Schneider admits that if there isn’t a deck of cards in his pocket there’s usually one nearby. His interest in magic began as a child when he received a magic kit as a gift. But instead of magic becoming a passing interest it stuck.

“I was around 10 when I really got the bug,” Schneider, 31, recalls. He became a regular at a magic shop in his hometown San Francisco and when he was around 13 began performing at dinner parties, banquets and corporate events. Close-up slight of handwork became a specialty. At Northwestern University, where he studied theater and philosophy, he co-created a one-man show, “Dark Room,” that combined narrative with magic.

“I loved that show. It spoke to all the things I was interested in,” Schneider recalls. “I knew I wanted to keep the two in tandem as I started working as a professional actor.”

Schneider’s illusion design work has been seen on many Chicago stages and nominated for two Jeff Awards. An added challenge in “The Magic Show” has been following Hinderaker’s lead as the playwright came up with his own ideas for illusions.

“It was my job along with the rest of the design team to reverse engineer his ideas and bring them to life,” Schneider says. “It was and interesting and wonderful challenge.”

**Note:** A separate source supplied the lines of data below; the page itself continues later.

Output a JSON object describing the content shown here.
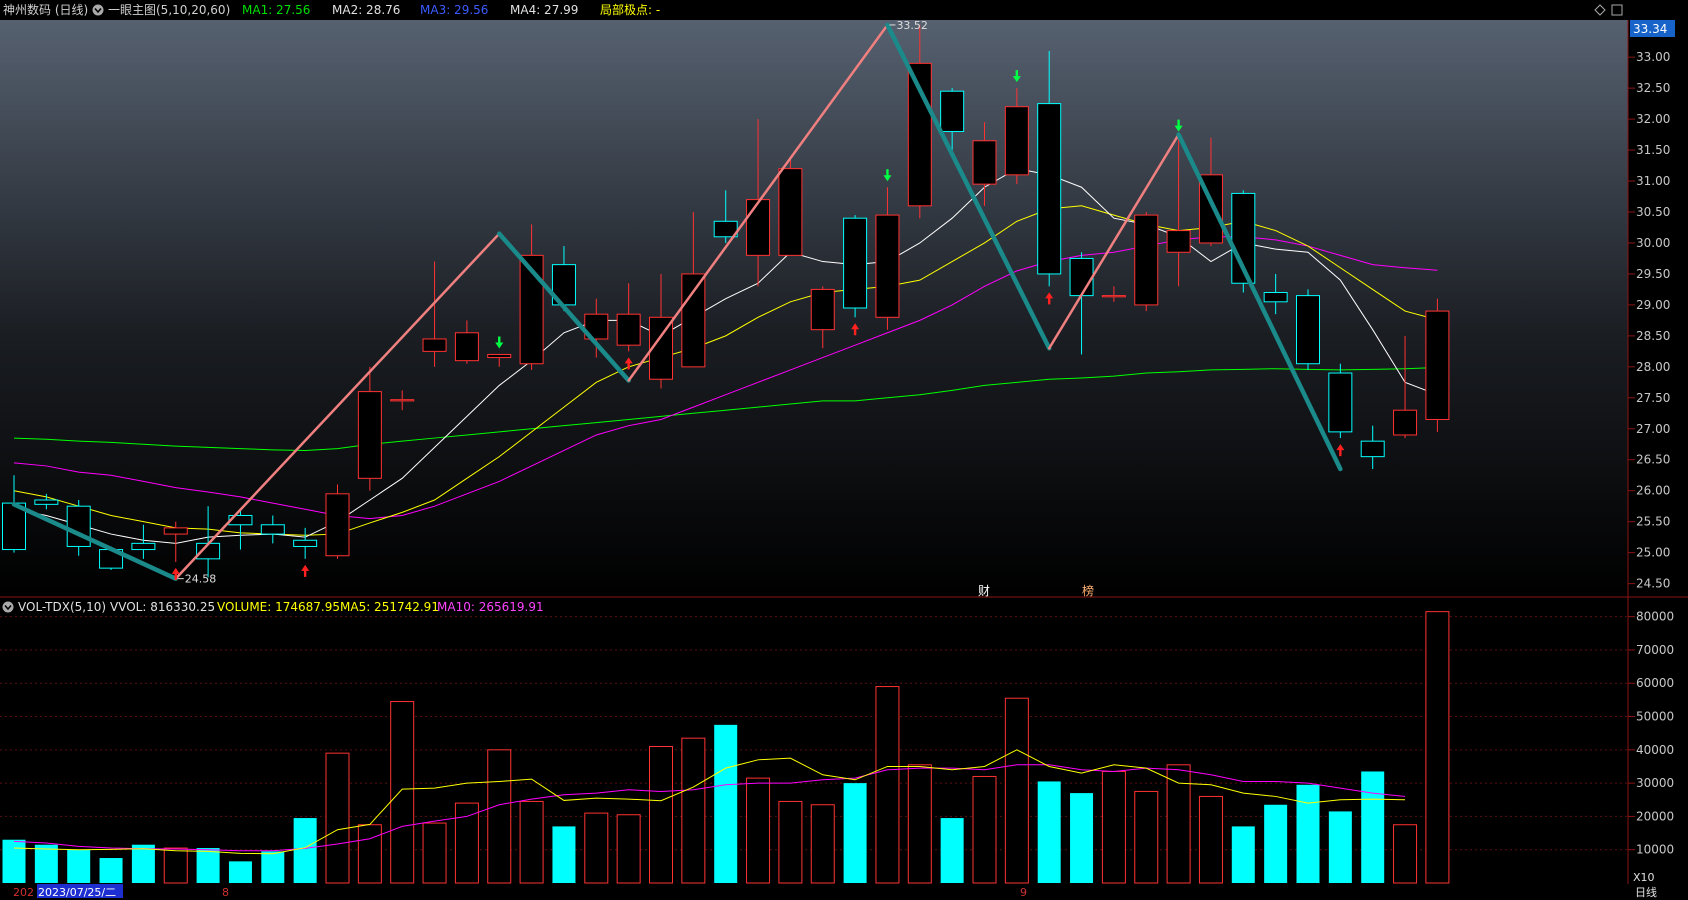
{
  "header": {
    "stock_name": "神州数码 (日线)",
    "indicator_name": "一眼主图(5,10,20,60)",
    "ma1": "MA1: 27.56",
    "ma2": "MA2: 28.76",
    "ma3": "MA3: 29.56",
    "ma4": "MA4: 27.99",
    "pivot": "局部极点: -"
  },
  "vol_header": {
    "name": "VOL-TDX(5,10)",
    "vvol": "VVOL: 816330.25",
    "volume": "VOLUME: 174687.95",
    "ma5": "MA5: 251742.91",
    "ma10": "MA10: 265619.91"
  },
  "markers": {
    "cai": "财",
    "bang": "榜"
  },
  "bottom_bar": {
    "year_fragment": "202",
    "date": "2023/07/25/二",
    "month1": "8",
    "month2": "9",
    "period": "日线",
    "vol_unit": "X10"
  },
  "price_tag": "33.34",
  "colors": {
    "up": "#ff3232",
    "down": "#00ffff",
    "ma5": "#ffffff",
    "ma10": "#ffff00",
    "ma20": "#ff00ff",
    "ma60": "#00ff00",
    "zig_up": "#f08080",
    "zig_down": "#1a8a8a"
  },
  "chart_data": [
    {
      "type": "candlestick",
      "title": "神州数码 (日线)",
      "ylim": [
        24.3,
        33.6
      ],
      "yticks": [
        24.5,
        25.0,
        25.5,
        26.0,
        26.5,
        27.0,
        27.5,
        28.0,
        28.5,
        29.0,
        29.5,
        30.0,
        30.5,
        31.0,
        31.5,
        32.0,
        32.5,
        33.0
      ],
      "candles": [
        {
          "o": 25.8,
          "h": 26.25,
          "l": 25.0,
          "c": 25.05
        },
        {
          "o": 25.85,
          "h": 25.95,
          "l": 25.7,
          "c": 25.78
        },
        {
          "o": 25.75,
          "h": 25.85,
          "l": 24.95,
          "c": 25.1
        },
        {
          "o": 25.05,
          "h": 25.1,
          "l": 24.72,
          "c": 24.75
        },
        {
          "o": 25.15,
          "h": 25.45,
          "l": 24.9,
          "c": 25.05
        },
        {
          "o": 25.3,
          "h": 25.5,
          "l": 24.85,
          "c": 25.4
        },
        {
          "o": 25.15,
          "h": 25.75,
          "l": 24.6,
          "c": 24.9
        },
        {
          "o": 25.6,
          "h": 25.7,
          "l": 25.05,
          "c": 25.45
        },
        {
          "o": 25.45,
          "h": 25.6,
          "l": 25.15,
          "c": 25.3
        },
        {
          "o": 25.2,
          "h": 25.4,
          "l": 24.9,
          "c": 25.1
        },
        {
          "o": 24.95,
          "h": 26.1,
          "l": 24.9,
          "c": 25.95
        },
        {
          "o": 26.2,
          "h": 28.0,
          "l": 26.0,
          "c": 27.6
        },
        {
          "o": 27.45,
          "h": 27.62,
          "l": 27.3,
          "c": 27.47
        },
        {
          "o": 28.25,
          "h": 29.7,
          "l": 28.0,
          "c": 28.45
        },
        {
          "o": 28.1,
          "h": 28.75,
          "l": 28.05,
          "c": 28.55
        },
        {
          "o": 28.15,
          "h": 28.2,
          "l": 28.0,
          "c": 28.2
        },
        {
          "o": 28.05,
          "h": 30.3,
          "l": 27.95,
          "c": 29.8
        },
        {
          "o": 29.65,
          "h": 29.95,
          "l": 28.9,
          "c": 29.0
        },
        {
          "o": 28.45,
          "h": 29.1,
          "l": 28.15,
          "c": 28.85
        },
        {
          "o": 28.35,
          "h": 29.35,
          "l": 28.25,
          "c": 28.85
        },
        {
          "o": 27.8,
          "h": 29.5,
          "l": 27.65,
          "c": 28.8
        },
        {
          "o": 28.0,
          "h": 30.5,
          "l": 28.0,
          "c": 29.5
        },
        {
          "o": 30.35,
          "h": 30.85,
          "l": 30.0,
          "c": 30.1
        },
        {
          "o": 29.8,
          "h": 32.0,
          "l": 29.3,
          "c": 30.7
        },
        {
          "o": 29.8,
          "h": 31.4,
          "l": 29.8,
          "c": 31.2
        },
        {
          "o": 28.6,
          "h": 29.3,
          "l": 28.3,
          "c": 29.25
        },
        {
          "o": 30.4,
          "h": 30.45,
          "l": 28.8,
          "c": 28.95
        },
        {
          "o": 28.8,
          "h": 30.9,
          "l": 28.6,
          "c": 30.45
        },
        {
          "o": 30.6,
          "h": 33.52,
          "l": 30.4,
          "c": 32.9
        },
        {
          "o": 32.45,
          "h": 32.5,
          "l": 31.4,
          "c": 31.8
        },
        {
          "o": 30.95,
          "h": 31.95,
          "l": 30.6,
          "c": 31.65
        },
        {
          "o": 31.1,
          "h": 32.5,
          "l": 30.95,
          "c": 32.2
        },
        {
          "o": 32.25,
          "h": 33.1,
          "l": 29.3,
          "c": 29.5
        },
        {
          "o": 29.75,
          "h": 29.85,
          "l": 28.2,
          "c": 29.15
        },
        {
          "o": 29.15,
          "h": 29.3,
          "l": 29.05,
          "c": 29.15
        },
        {
          "o": 29.0,
          "h": 30.5,
          "l": 28.9,
          "c": 30.45
        },
        {
          "o": 29.85,
          "h": 31.7,
          "l": 29.3,
          "c": 30.2
        },
        {
          "o": 30.0,
          "h": 31.7,
          "l": 29.95,
          "c": 31.1
        },
        {
          "o": 30.8,
          "h": 30.85,
          "l": 29.2,
          "c": 29.35
        },
        {
          "o": 29.2,
          "h": 29.5,
          "l": 28.85,
          "c": 29.05
        },
        {
          "o": 29.15,
          "h": 29.25,
          "l": 27.95,
          "c": 28.05
        },
        {
          "o": 27.9,
          "h": 28.05,
          "l": 26.85,
          "c": 26.95
        },
        {
          "o": 26.8,
          "h": 27.05,
          "l": 26.35,
          "c": 26.55
        },
        {
          "o": 26.9,
          "h": 28.5,
          "l": 26.85,
          "c": 27.3
        },
        {
          "o": 27.15,
          "h": 29.1,
          "l": 26.95,
          "c": 28.9
        }
      ],
      "ma5": [
        25.7,
        25.6,
        25.45,
        25.3,
        25.2,
        25.15,
        25.25,
        25.28,
        25.3,
        25.25,
        25.5,
        25.85,
        26.2,
        26.7,
        27.2,
        27.7,
        28.1,
        28.55,
        28.75,
        28.75,
        28.5,
        28.8,
        29.1,
        29.35,
        29.85,
        29.7,
        29.65,
        29.7,
        30.0,
        30.4,
        30.9,
        31.2,
        31.1,
        30.9,
        30.4,
        30.3,
        30.1,
        29.7,
        30.0,
        29.9,
        29.85,
        29.4,
        28.6,
        27.75,
        27.55
      ],
      "ma10": [
        26.0,
        25.9,
        25.75,
        25.6,
        25.5,
        25.4,
        25.38,
        25.32,
        25.3,
        25.28,
        25.3,
        25.48,
        25.65,
        25.85,
        26.2,
        26.55,
        26.95,
        27.35,
        27.75,
        28.0,
        28.15,
        28.3,
        28.5,
        28.8,
        29.05,
        29.2,
        29.25,
        29.3,
        29.4,
        29.7,
        30.0,
        30.35,
        30.55,
        30.6,
        30.45,
        30.3,
        30.2,
        30.25,
        30.35,
        30.2,
        29.95,
        29.6,
        29.25,
        28.9,
        28.76
      ],
      "ma20": [
        26.45,
        26.4,
        26.3,
        26.25,
        26.15,
        26.05,
        25.98,
        25.9,
        25.8,
        25.7,
        25.6,
        25.55,
        25.6,
        25.75,
        25.95,
        26.15,
        26.4,
        26.65,
        26.9,
        27.05,
        27.15,
        27.35,
        27.55,
        27.75,
        27.95,
        28.15,
        28.35,
        28.55,
        28.75,
        29.0,
        29.3,
        29.55,
        29.7,
        29.8,
        29.85,
        29.95,
        30.05,
        30.1,
        30.1,
        30.05,
        29.95,
        29.8,
        29.65,
        29.6,
        29.56
      ],
      "ma60": [
        26.85,
        26.83,
        26.8,
        26.78,
        26.75,
        26.72,
        26.7,
        26.68,
        26.66,
        26.65,
        26.68,
        26.75,
        26.8,
        26.85,
        26.9,
        26.95,
        27.0,
        27.05,
        27.1,
        27.15,
        27.2,
        27.25,
        27.3,
        27.35,
        27.4,
        27.45,
        27.45,
        27.5,
        27.55,
        27.62,
        27.7,
        27.75,
        27.8,
        27.82,
        27.85,
        27.9,
        27.92,
        27.95,
        27.96,
        27.97,
        27.96,
        27.95,
        27.96,
        27.97,
        27.99
      ],
      "zigzag": [
        {
          "i": 0,
          "p": 25.78,
          "dir": "down"
        },
        {
          "i": 5,
          "p": 24.58,
          "dir": "up"
        },
        {
          "i": 15,
          "p": 30.15,
          "dir": "down"
        },
        {
          "i": 19,
          "p": 27.78,
          "dir": "up"
        },
        {
          "i": 27,
          "p": 33.52,
          "dir": "down"
        },
        {
          "i": 32,
          "p": 28.3,
          "dir": "up"
        },
        {
          "i": 36,
          "p": 31.75,
          "dir": "down"
        },
        {
          "i": 41,
          "p": 26.35,
          "dir": "down"
        }
      ],
      "annotations": [
        {
          "i": 5,
          "p": 24.58,
          "label": "24.58"
        },
        {
          "i": 27,
          "p": 33.52,
          "label": "33.52"
        }
      ],
      "up_arrows": [
        5,
        9,
        19,
        26,
        32,
        41
      ],
      "down_arrows": [
        15,
        27,
        31,
        36
      ]
    },
    {
      "type": "bar",
      "title": "VOL-TDX(5,10)",
      "ylim": [
        0,
        85000
      ],
      "yticks": [
        10000,
        20000,
        30000,
        40000,
        50000,
        60000,
        70000,
        80000
      ],
      "volumes": [
        13000,
        11500,
        10000,
        7500,
        11500,
        10500,
        10500,
        6500,
        9500,
        19500,
        39000,
        17500,
        54500,
        18000,
        24000,
        40000,
        24500,
        17000,
        21000,
        20500,
        41000,
        43500,
        47500,
        31500,
        24500,
        23500,
        30000,
        59000,
        35500,
        19500,
        32000,
        55500,
        30500,
        27000,
        33500,
        27500,
        35500,
        26000,
        17000,
        23500,
        29500,
        21500,
        33500,
        17500,
        81500
      ],
      "vol_ma5": [
        10500,
        10200,
        10000,
        10100,
        10300,
        9700,
        9500,
        8900,
        8800,
        10600,
        16000,
        17600,
        28200,
        28500,
        30000,
        30500,
        31200,
        24800,
        25500,
        25200,
        24700,
        28800,
        34500,
        37000,
        37500,
        32500,
        31000,
        35000,
        35000,
        34000,
        35000,
        40000,
        35000,
        33000,
        35500,
        34500,
        30000,
        29500,
        27000,
        26000,
        24000,
        25000,
        25200,
        25000
      ],
      "vol_ma10": [
        12500,
        12000,
        11000,
        10500,
        10300,
        10200,
        10000,
        9700,
        9700,
        10400,
        11700,
        13300,
        17000,
        18600,
        20000,
        23500,
        25200,
        26500,
        27000,
        28000,
        27500,
        28000,
        29500,
        30000,
        30000,
        31000,
        31500,
        34000,
        34500,
        34500,
        34000,
        35500,
        35500,
        34000,
        33500,
        34500,
        34000,
        32500,
        30500,
        30500,
        30000,
        28500,
        27000,
        26000
      ]
    }
  ]
}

As part of the show, Schneider will bring up audience members to participate in his sleight-of-hand card tricks. It’s a bit like working without a net, he says.

“At times, it can be terrifying but it’s also thrilling,” Schneider says. “It’s also a gift to be given elements of the show every single night that you have no idea how they will go. It allows you to be even more present in the moment.”

Hinderaker adds that these interactions bring out Schneider’s great strength as both an actor and magician: “He builds this relationship with the volunteers that is as intimate and miraculous as it can be. We are finding that the only way to create moments like this is if you also embrace the possibility of failure. This is all part of the essence of the piece I wanted to create.”

NOTE: “The Magic Play” is appropriate for ages 13 and up.

Mary Houlihan is a local freelance writer.